Virtualization let us configure our disaster recovery environment so that while we run test and development environments, we can also run smaller Oracle partitions. If we want to conduct load testing, we just reconfigure the development partitions for true load testing. If we have to run a disaster recovery process, we can use the whole box to run production.
For storage, we use NetApp devices for which we have configured classic enterprise shared storage. Additionally, we use NetApp software to create extra copies of our database for test and development.

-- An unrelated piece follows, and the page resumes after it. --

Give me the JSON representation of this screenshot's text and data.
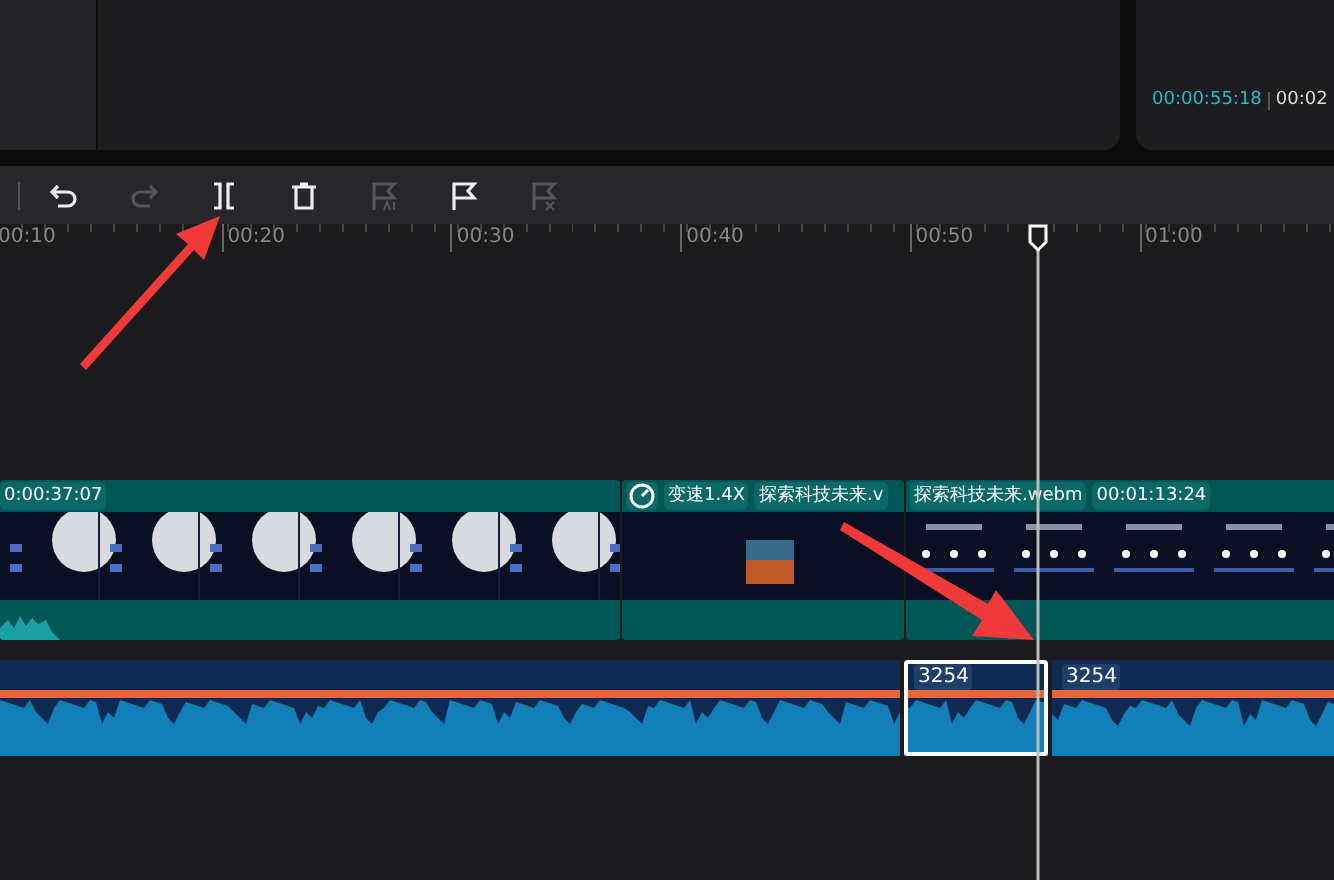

Previously, when we wanted to refresh the test-and-development database, we had to take a full copy of production, which took 12 to 24 hours and required a lot of storage. Now, we just create a snap copy of the disaster recovery copy, which is an up-to-date production copy. It takes very little space, and the process occurs within minutes.
At the application layer, most of our code is custom-written in Java running on BEA WebLogic application servers. For hardware, we use Dell 2950 servers with two quad-core processors and 32GB of RAM. We also added extra network interface cards (NICs) to the servers for the subnets that connect the servers to our storage. All the application layer servers are virtualized using VMware.
A key virtualization feature that comes into play at the application layer is VMware’s VMotion capability, which lets us create a cluster of three or four servers on which we can run 20 to 40 virtual servers. VMotion monitors how busy each server is and automatically moves a virtual server from one physical server to another if the original physical server is too busy. This occurs in real time without any interruption to the application.
When assessing the cost of converting to a virtual environment, it’s important to realize that virtualization requires additional network storage: It takes 20GB to load the operating system of a virtual machine. You also need additional NICs for the separate network subnets between the virtual machines and the storage devices.
When you add the cost of the virtual operating system software and the extra memory you will require, your cost per server goes up. But when you consider that you can consolidate up to 10 virtual servers on one physical server, the savings are considerable—not just in up-front hardware costs, but also in terms of power and cooling costs, as well as data center space.
It’s also important to understand the licensing requirements of your software vendors. Most vendors offer CPU-based licensing, but they may factor in extra costs for virtual servers. Virtualization makes it easy to add new servers, but software vendors may want to charge extra for each server added. Use of dedicated VMware clusters can help in this regard.
Deploying a virtual infrastructure across most of our network generated several benefits for our company. Not only did we save on hardware costs by decreasing the number of CPUs we needed, but we also addressed the challenge of how to create databases when we need them. Virtualization also solved the question of how to copy to our disaster recovery server, and we can now create additional environments on demand—without having servers specifically reserved for each environment.
Our virtual machine clusters might run test virtual machines one day and load testing the next. Or they could run disaster recovery: We can choose which virtual machines we want running at any moment in time. This helps solve the challenge of scalability, since we can simply add new servers to the cluster whenever we want. Most importantly, virtualization has allowed us to maintain our 24/7 world-class functionality, hosting, availability and reliability for our customers.
Vincent Biddlecombe is the CTO of Transplace. Prior to this position, he was vice president of information technology at Ruan Transportation and director of system architecture at US Freightways. He has more than 15 years of experience in IT consulting.